» What is expected:
Report the count of lines in the listing below that include the string "Agriculture", with no other text.

» Listed entries:
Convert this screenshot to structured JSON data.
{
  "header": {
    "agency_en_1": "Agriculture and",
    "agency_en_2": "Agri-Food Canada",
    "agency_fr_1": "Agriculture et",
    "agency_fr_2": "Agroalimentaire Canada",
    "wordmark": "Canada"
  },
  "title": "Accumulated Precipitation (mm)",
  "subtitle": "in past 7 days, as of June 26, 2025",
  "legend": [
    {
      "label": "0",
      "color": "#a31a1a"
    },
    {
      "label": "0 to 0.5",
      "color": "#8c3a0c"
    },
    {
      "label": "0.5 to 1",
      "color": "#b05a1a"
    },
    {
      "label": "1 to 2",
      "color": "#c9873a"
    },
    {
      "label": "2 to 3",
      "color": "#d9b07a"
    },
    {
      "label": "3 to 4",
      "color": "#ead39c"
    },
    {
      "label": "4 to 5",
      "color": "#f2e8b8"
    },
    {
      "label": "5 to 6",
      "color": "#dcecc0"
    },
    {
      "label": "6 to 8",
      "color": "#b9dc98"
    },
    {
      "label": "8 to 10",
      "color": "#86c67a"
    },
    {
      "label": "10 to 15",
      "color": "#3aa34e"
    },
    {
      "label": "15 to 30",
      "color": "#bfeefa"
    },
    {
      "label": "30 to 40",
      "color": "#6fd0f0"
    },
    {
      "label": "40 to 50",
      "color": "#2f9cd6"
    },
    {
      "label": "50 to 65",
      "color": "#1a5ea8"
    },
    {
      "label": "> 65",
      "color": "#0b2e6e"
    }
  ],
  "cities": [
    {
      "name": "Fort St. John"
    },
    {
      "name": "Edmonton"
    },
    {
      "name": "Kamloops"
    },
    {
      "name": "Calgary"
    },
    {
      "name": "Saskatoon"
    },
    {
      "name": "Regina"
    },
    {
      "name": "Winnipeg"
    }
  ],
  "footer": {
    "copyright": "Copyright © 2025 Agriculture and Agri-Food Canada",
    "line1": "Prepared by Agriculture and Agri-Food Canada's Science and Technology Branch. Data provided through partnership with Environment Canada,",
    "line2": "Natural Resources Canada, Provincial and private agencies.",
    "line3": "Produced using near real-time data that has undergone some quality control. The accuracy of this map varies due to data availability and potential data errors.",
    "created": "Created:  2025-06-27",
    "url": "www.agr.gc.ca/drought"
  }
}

» Result for this task:
4